■ Dataset rows describing interfaces
········
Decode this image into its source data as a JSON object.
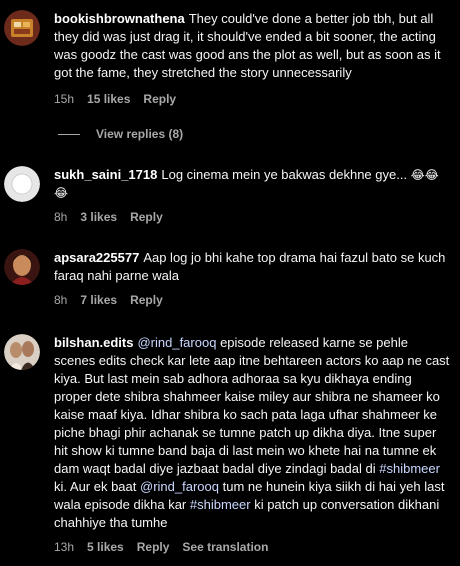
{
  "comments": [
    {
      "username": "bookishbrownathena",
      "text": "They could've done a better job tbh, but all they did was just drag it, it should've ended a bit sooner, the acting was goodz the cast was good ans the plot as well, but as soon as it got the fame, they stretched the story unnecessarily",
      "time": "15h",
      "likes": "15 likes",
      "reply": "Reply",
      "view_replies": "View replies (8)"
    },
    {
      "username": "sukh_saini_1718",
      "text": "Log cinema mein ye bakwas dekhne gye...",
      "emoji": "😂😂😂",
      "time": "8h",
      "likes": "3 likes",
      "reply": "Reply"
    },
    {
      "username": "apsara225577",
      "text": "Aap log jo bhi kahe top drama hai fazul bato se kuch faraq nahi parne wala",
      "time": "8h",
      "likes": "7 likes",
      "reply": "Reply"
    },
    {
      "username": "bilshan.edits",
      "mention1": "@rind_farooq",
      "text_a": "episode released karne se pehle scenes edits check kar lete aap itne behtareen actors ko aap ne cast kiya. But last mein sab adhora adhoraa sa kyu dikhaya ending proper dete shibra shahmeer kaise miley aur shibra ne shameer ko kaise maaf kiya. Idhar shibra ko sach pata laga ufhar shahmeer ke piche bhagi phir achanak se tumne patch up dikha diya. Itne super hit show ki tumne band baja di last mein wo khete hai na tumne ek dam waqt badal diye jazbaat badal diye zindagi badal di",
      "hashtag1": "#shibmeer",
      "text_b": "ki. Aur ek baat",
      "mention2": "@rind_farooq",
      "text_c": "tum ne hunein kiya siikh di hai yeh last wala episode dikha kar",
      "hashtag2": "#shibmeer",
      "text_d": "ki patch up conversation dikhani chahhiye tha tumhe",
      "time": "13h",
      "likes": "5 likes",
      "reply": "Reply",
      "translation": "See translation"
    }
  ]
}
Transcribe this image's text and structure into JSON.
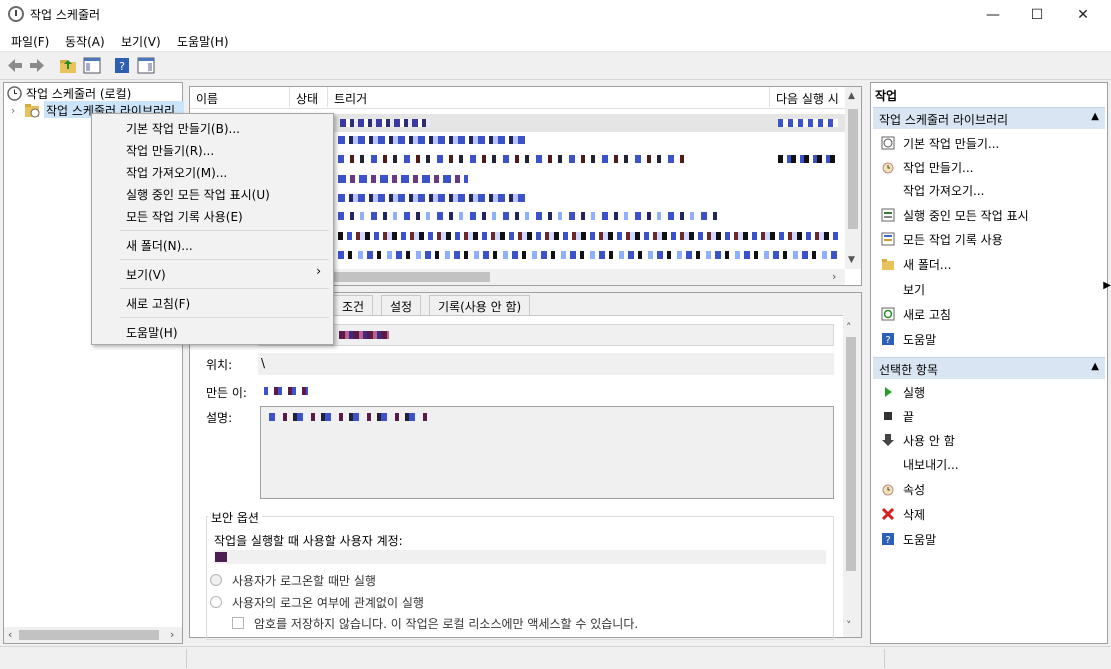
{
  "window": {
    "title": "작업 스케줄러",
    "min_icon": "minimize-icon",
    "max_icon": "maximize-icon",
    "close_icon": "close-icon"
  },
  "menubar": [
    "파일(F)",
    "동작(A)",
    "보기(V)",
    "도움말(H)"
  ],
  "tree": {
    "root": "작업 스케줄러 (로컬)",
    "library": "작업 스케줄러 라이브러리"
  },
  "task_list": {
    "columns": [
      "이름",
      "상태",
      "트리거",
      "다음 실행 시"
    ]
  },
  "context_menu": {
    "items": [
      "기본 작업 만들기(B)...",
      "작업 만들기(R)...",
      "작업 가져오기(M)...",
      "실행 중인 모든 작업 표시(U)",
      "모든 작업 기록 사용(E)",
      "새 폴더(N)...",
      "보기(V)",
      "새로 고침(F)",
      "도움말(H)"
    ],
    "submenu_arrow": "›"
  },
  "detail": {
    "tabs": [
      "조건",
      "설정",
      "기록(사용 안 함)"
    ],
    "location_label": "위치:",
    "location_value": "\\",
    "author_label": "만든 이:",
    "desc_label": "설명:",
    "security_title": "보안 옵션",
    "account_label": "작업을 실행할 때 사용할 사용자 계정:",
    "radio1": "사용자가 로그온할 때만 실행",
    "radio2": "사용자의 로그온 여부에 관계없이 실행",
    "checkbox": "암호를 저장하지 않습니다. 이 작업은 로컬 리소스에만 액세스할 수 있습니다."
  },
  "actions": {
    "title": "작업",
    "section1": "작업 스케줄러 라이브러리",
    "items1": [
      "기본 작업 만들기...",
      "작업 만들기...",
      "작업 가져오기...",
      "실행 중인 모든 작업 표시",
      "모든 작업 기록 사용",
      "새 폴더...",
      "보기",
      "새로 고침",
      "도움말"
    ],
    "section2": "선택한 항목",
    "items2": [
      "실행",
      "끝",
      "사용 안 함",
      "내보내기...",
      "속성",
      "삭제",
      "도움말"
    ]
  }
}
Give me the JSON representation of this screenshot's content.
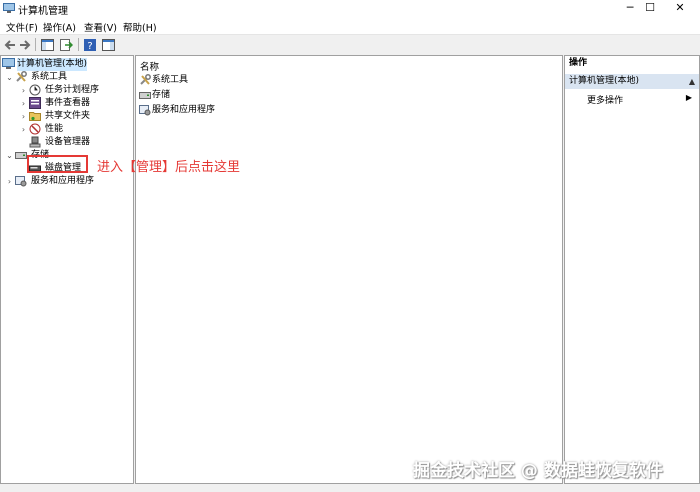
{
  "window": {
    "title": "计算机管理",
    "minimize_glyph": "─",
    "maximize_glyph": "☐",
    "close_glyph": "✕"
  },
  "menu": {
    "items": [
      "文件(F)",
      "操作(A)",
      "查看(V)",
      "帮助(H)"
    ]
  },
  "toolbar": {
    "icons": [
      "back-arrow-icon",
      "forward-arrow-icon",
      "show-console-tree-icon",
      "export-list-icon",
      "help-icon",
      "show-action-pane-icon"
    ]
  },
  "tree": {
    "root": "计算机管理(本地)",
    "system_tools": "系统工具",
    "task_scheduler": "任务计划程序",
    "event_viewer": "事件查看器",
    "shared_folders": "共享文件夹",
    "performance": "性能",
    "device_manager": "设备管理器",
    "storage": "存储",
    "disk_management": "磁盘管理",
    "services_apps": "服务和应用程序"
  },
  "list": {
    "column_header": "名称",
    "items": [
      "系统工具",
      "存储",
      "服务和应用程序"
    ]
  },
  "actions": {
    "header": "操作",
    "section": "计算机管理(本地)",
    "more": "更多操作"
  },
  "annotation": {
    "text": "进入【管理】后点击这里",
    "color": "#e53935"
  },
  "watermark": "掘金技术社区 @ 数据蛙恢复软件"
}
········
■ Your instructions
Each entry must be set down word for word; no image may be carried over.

■ Written answer
Decode this image into its source data as a JSON object.
{
  "comments": [
    {
      "username": "bookishbrownathena",
      "text": "They could've done a better job tbh, but all they did was just drag it, it should've ended a bit sooner, the acting was goodz the cast was good ans the plot as well, but as soon as it got the fame, they stretched the story unnecessarily",
      "time": "15h",
      "likes": "15 likes",
      "reply": "Reply",
      "view_replies": "View replies (8)"
    },
    {
      "username": "sukh_saini_1718",
      "text": "Log cinema mein ye bakwas dekhne gye...",
      "emoji": "😂😂😂",
      "time": "8h",
      "likes": "3 likes",
      "reply": "Reply"
    },
    {
      "username": "apsara225577",
      "text": "Aap log jo bhi kahe top drama hai fazul bato se kuch faraq nahi parne wala",
      "time": "8h",
      "likes": "7 likes",
      "reply": "Reply"
    },
    {
      "username": "bilshan.edits",
      "mention1": "@rind_farooq",
      "text_a": "episode released karne se pehle scenes edits check kar lete aap itne behtareen actors ko aap ne cast kiya. But last mein sab adhora adhoraa sa kyu dikhaya ending proper dete shibra shahmeer kaise miley aur shibra ne shameer ko kaise maaf kiya. Idhar shibra ko sach pata laga ufhar shahmeer ke piche bhagi phir achanak se tumne patch up dikha diya. Itne super hit show ki tumne band baja di last mein wo khete hai na tumne ek dam waqt badal diye jazbaat badal diye zindagi badal di",
      "hashtag1": "#shibmeer",
      "text_b": "ki. Aur ek baat",
      "mention2": "@rind_farooq",
      "text_c": "tum ne hunein kiya siikh di hai yeh last wala episode dikha kar",
      "hashtag2": "#shibmeer",
      "text_d": "ki patch up conversation dikhani chahhiye tha tumhe",
      "time": "13h",
      "likes": "5 likes",
      "reply": "Reply",
      "translation": "See translation"
    }
  ]
}
Transcribe this image's text and structure into JSON.
{
  "window": {
    "title": "작업 스케줄러",
    "min_icon": "minimize-icon",
    "max_icon": "maximize-icon",
    "close_icon": "close-icon"
  },
  "menubar": [
    "파일(F)",
    "동작(A)",
    "보기(V)",
    "도움말(H)"
  ],
  "tree": {
    "root": "작업 스케줄러 (로컬)",
    "library": "작업 스케줄러 라이브러리"
  },
  "task_list": {
    "columns": [
      "이름",
      "상태",
      "트리거",
      "다음 실행 시"
    ]
  },
  "context_menu": {
    "items": [
      "기본 작업 만들기(B)...",
      "작업 만들기(R)...",
      "작업 가져오기(M)...",
      "실행 중인 모든 작업 표시(U)",
      "모든 작업 기록 사용(E)",
      "새 폴더(N)...",
      "보기(V)",
      "새로 고침(F)",
      "도움말(H)"
    ],
    "submenu_arrow": "›"
  },
  "detail": {
    "tabs": [
      "조건",
      "설정",
      "기록(사용 안 함)"
    ],
    "location_label": "위치:",
    "location_value": "\\",
    "author_label": "만든 이:",
    "desc_label": "설명:",
    "security_title": "보안 옵션",
    "account_label": "작업을 실행할 때 사용할 사용자 계정:",
    "radio1": "사용자가 로그온할 때만 실행",
    "radio2": "사용자의 로그온 여부에 관계없이 실행",
    "checkbox": "암호를 저장하지 않습니다. 이 작업은 로컬 리소스에만 액세스할 수 있습니다."
  },
  "actions": {
    "title": "작업",
    "section1": "작업 스케줄러 라이브러리",
    "items1": [
      "기본 작업 만들기...",
      "작업 만들기...",
      "작업 가져오기...",
      "실행 중인 모든 작업 표시",
      "모든 작업 기록 사용",
      "새 폴더...",
      "보기",
      "새로 고침",
      "도움말"
    ],
    "section2": "선택한 항목",
    "items2": [
      "실행",
      "끝",
      "사용 안 함",
      "내보내기...",
      "속성",
      "삭제",
      "도움말"
    ]
  }
}
Give me the JSON representation of this screenshot's content.
{
  "window": {
    "title": "计算机管理",
    "minimize_glyph": "─",
    "maximize_glyph": "☐",
    "close_glyph": "✕"
  },
  "menu": {
    "items": [
      "文件(F)",
      "操作(A)",
      "查看(V)",
      "帮助(H)"
    ]
  },
  "toolbar": {
    "icons": [
      "back-arrow-icon",
      "forward-arrow-icon",
      "show-console-tree-icon",
      "export-list-icon",
      "help-icon",
      "show-action-pane-icon"
    ]
  },
  "tree": {
    "root": "计算机管理(本地)",
    "system_tools": "系统工具",
    "task_scheduler": "任务计划程序",
    "event_viewer": "事件查看器",
    "shared_folders": "共享文件夹",
    "performance": "性能",
    "device_manager": "设备管理器",
    "storage": "存储",
    "disk_management": "磁盘管理",
    "services_apps": "服务和应用程序"
  },
  "list": {
    "column_header": "名称",
    "items": [
      "系统工具",
      "存储",
      "服务和应用程序"
    ]
  },
  "actions": {
    "header": "操作",
    "section": "计算机管理(本地)",
    "more": "更多操作"
  },
  "annotation": {
    "text": "进入【管理】后点击这里",
    "color": "#e53935"
  },
  "watermark": "掘金技术社区 @ 数据蛙恢复软件"
}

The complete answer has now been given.